Jane Abbott’s novel Watershed proposes a future climate change scenario that even the most pessimistic climatologist might hesitate to predict. The oceans haven’t just risen, they’ve inundated, drowning the old world beneath violent, debris-filled waves. The rains have ceased, at least on land where they’re needed, and most of the plants and animals are long dead. The land has become a sea of dust, and the scarcity of water means it has become the currency of choice among survivors.
Watershed is a Mad Max-esque post-apocalyptic thriller where violence, or the threat of it, underpins almost every human interaction and everyone is at least a little mad. The protagonist, Jem, was born in the years after society’s collapse and raised by grandparents Sarah and Daniel, who remember the old world and cling to its moral codes, despite the fact that brutal self-interest is now the order of the day. Sarah and Daniel’s past is told in alternating chapters with Jem’s present, filling in Jem’s backstory and providing, in very broad strokes, the history of the collapse and its immediate aftermath.

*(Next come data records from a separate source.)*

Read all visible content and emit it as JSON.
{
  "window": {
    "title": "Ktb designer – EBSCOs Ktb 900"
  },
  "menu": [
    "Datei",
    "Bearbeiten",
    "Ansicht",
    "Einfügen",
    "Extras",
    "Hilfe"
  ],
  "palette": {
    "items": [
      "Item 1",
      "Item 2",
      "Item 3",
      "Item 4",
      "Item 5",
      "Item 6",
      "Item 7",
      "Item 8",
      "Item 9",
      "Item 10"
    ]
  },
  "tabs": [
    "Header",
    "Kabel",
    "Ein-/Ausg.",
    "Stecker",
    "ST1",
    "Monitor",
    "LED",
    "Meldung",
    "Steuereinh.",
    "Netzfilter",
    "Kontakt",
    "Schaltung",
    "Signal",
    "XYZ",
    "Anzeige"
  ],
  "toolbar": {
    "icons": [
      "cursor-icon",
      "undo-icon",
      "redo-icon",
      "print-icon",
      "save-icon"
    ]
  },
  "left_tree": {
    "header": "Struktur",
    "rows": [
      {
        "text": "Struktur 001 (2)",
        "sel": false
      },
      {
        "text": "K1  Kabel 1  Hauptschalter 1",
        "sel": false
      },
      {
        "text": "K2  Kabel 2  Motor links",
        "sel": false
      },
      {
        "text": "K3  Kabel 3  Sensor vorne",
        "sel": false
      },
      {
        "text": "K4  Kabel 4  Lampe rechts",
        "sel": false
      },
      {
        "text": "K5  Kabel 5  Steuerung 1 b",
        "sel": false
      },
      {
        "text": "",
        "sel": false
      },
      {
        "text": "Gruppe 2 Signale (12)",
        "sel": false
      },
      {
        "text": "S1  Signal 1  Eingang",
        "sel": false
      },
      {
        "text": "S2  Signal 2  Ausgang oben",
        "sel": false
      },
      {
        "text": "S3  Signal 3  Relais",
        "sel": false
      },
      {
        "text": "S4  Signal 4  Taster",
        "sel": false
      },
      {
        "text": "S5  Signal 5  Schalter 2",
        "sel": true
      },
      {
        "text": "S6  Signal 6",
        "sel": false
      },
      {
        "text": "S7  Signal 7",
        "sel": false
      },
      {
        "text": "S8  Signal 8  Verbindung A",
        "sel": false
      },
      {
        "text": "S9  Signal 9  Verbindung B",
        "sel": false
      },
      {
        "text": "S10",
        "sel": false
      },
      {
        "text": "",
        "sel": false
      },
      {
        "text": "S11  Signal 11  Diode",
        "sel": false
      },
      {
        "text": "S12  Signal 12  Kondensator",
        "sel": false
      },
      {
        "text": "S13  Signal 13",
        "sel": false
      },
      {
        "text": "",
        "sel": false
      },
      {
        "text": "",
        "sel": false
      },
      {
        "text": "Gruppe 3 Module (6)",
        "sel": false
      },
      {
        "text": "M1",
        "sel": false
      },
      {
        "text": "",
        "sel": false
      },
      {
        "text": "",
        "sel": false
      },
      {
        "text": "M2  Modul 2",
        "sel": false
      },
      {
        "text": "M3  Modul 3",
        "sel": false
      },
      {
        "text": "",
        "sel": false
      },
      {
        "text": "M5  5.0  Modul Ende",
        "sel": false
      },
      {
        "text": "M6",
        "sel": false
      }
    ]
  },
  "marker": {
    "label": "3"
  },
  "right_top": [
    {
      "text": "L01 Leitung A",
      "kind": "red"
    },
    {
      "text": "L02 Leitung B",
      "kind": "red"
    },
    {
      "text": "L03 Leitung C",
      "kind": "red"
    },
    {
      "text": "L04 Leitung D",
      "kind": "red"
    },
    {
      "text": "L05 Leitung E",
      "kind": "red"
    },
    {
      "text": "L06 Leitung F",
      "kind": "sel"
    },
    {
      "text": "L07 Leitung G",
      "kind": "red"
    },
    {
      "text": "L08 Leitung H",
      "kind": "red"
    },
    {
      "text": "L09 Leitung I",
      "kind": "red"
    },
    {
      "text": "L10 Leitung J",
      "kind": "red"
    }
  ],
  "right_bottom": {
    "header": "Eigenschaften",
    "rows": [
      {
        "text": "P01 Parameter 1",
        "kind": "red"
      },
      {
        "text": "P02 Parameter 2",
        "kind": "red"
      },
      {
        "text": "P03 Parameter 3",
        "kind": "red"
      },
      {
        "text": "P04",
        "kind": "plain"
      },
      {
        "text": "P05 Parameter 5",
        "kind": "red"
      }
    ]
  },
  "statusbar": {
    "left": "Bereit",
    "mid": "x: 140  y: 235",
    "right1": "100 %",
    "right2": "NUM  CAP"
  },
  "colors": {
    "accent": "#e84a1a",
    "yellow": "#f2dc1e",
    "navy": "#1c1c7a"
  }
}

Watershed’s cover design hints that the novel’s publisher is perhaps hoping to align this novel with Hugh Howey’s blockbuster Silo series, which also features a post-apocalyptic world controlled by a shadowy cabal of tyrants, restricting the flow of information in order to rule a makeshift society with an iron fist.
One of the appeals of post-apocalyptic fiction is in imagining how you, the reader, would cope in the specific scenario presented. Would you find reserves of ingenuity and strength you never knew existed? Or would you throw in your lot with the sadistic cannibals skulking in the hills, picking off unwary survivors? This question ariseS while reading Watershed. If you were condemned to the relentlessly brutal Watershed version of the post-apocalyptic world, you’d probably fill your pockets with rocks and stroll happily into the ocean without a backwards look.

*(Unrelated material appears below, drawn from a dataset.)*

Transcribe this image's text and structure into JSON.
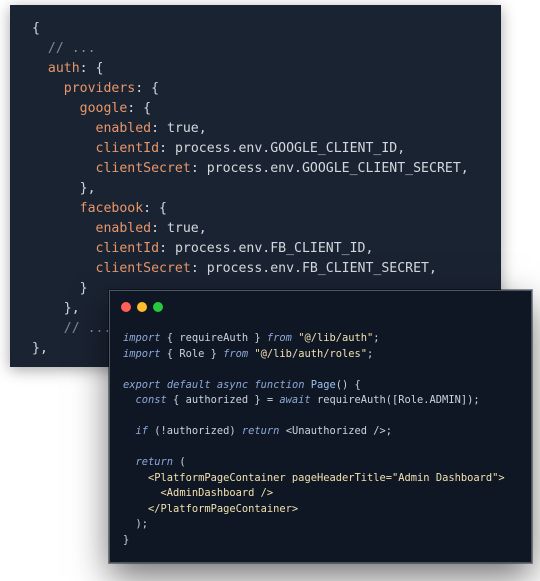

We may not really expect, or even want, a thriller to delve deeply into the long-term psychological consequences of living in a society where violence and rape are the norm, but we do expect a thriller to thrill. And here Watershed deliverS. The central mystery is interesting, and the characters are WELL DRAWN.
When it comes to descriptive prose, Abbott’s writing is tight and fluid, well suited to the genre. Aspects of the post-apocalyptic world-building are also evocative; the image of the drowned cities, visible from the shoreline, slowly disintegrating into the swollen ocean, is beautiful and poignant.
A homegrown, post climate-apocalypse thriller LIKE THIS IS a welcome addition to the burgeoning genre of climate-change speculative fiction (or “cli-fi”).
Other Australian authors such as Jane Rawson and James Bradley have already produced some excellent works of literary cli-fi. Watershed IS a provocative vision of a post-apocalyptic world and a compelling action thriller. -- EDITOR eRIK O. jENSEN
Vintage, 528pp, $32.99